You may wonder why I’m sharing all of this? Several online discussions have centered on how Black people use Twitter. More specifically, an article on the Slate written by Farhad Manjoo that focuses on the hashtags used by (some) Black Twitter users.
The prevalence of these tags has long puzzled nonblack observers and sparked lots of sometimes uncomfortable questions about “how black people use Twitter.”
Why would anyone be uncomfortable with how someone else uses Twitter, or any other social network for that matter?
People use social media to communicate. Some people use it for general conversation, others use it to market and promote, while others use it to have entertaining conversations around hashtags.
I’ll be the first to admit that I don’t pay attention to some of the trending topics that center on silly conversations or situations, but I’m not going to hate either.
Perhaps some nonblacks are upset or confused because their topics aren’t trending. Is that what makes some uncomfortable?
Wayne Sutton ends his post on the topic with the following thought:
…just because you see a few African-Americans creating various trending hashtags on Twitter don’t assume that’s how all “black” people use twitter.”
Anjuan at BlackWeb2.0 was also moved to write about the issue:
These articles also give young black people the impression that they have to adhere to stereotypes in order for their tweets to be interesting. This reinforces the posting of tweets that are written in order to get attention instead of to provide substance.
The Slate article does a great job of presenting the, “Why do they talk, walk, or dress like that?” perspective, but that is shallow and narrow minded.
It hardly tells the full story of how Blacks use Twitter.
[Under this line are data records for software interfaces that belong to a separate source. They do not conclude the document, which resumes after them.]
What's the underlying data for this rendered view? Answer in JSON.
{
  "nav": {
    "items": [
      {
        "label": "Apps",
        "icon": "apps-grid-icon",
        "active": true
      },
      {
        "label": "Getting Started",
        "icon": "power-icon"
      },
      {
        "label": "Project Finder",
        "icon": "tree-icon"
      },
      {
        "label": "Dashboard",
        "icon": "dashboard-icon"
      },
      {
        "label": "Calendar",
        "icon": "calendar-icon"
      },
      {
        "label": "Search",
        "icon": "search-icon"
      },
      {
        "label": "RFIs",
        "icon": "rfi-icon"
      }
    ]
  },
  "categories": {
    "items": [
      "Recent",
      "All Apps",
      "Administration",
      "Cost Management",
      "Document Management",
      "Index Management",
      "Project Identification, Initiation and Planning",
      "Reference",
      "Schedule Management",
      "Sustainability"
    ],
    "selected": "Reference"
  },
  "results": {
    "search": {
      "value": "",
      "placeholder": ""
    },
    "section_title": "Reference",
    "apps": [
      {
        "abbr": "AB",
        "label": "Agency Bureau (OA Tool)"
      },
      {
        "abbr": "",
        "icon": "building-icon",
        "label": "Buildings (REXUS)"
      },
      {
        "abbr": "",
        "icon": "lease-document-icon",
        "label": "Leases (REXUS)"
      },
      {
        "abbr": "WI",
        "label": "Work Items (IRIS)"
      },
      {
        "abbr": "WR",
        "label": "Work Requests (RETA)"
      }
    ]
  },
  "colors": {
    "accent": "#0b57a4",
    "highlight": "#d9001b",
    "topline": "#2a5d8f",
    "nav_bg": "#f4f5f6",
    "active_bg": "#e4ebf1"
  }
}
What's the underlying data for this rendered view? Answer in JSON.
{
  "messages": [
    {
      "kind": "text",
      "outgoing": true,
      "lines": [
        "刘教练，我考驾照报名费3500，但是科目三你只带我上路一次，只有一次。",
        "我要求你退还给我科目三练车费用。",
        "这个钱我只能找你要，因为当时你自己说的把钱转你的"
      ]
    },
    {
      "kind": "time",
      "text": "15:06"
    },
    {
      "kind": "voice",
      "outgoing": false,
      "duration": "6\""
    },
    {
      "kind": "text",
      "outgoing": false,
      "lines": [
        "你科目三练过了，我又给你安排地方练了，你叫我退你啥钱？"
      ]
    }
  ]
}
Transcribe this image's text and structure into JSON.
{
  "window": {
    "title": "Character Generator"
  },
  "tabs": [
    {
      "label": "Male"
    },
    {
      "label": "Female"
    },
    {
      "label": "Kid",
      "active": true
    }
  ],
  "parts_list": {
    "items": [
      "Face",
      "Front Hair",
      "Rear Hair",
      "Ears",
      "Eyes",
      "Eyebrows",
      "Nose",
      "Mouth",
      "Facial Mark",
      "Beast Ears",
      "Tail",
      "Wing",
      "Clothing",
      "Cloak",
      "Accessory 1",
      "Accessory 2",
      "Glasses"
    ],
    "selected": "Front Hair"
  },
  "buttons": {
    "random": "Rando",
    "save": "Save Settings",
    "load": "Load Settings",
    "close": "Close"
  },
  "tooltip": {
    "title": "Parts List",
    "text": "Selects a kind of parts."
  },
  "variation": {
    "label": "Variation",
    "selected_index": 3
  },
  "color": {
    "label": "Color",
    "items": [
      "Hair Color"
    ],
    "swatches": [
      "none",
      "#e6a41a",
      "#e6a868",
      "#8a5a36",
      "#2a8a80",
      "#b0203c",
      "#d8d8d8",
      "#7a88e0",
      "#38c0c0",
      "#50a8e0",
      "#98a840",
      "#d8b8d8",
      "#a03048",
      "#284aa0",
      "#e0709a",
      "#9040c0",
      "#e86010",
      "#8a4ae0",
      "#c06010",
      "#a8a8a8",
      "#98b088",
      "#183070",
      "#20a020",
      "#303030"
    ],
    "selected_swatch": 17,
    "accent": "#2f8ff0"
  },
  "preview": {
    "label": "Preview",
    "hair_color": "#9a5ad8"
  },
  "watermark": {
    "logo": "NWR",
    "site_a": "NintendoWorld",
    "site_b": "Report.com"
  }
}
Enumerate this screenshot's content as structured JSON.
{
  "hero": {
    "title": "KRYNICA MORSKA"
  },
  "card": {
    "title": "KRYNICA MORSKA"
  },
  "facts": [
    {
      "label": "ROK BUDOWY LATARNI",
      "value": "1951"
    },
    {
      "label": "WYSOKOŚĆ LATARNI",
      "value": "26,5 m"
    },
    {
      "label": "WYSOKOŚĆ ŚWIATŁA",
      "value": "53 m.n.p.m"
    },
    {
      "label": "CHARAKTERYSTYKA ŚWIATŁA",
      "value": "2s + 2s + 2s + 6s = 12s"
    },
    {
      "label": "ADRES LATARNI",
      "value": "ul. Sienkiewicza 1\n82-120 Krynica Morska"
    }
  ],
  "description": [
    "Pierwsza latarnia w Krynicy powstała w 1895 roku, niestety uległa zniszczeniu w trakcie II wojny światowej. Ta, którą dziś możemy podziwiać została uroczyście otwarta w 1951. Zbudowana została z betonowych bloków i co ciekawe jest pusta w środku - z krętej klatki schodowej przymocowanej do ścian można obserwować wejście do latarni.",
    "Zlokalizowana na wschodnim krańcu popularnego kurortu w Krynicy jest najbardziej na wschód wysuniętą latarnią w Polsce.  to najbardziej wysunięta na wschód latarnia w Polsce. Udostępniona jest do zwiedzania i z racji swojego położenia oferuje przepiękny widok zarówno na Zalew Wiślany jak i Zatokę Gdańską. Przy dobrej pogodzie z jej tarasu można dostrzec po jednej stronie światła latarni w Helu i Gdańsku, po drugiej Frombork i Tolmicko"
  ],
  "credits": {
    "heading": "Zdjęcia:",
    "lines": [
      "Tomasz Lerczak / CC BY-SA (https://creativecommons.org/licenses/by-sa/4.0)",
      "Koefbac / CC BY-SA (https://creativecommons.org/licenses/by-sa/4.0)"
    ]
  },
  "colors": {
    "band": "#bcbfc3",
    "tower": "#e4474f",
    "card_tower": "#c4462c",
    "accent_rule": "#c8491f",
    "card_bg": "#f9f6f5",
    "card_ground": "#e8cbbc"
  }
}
I know there are plenty of intelligent and thoughtful conversations going on in the Black Digirati.
Look at my Twitter stream and Web content Farhad, and perhaps you’ll see that your “angle” is a very short sighted perspective.
At least try to give more than one view… Of course we know there’s no objectivity in blogging, journalism, or whatever you call what you do.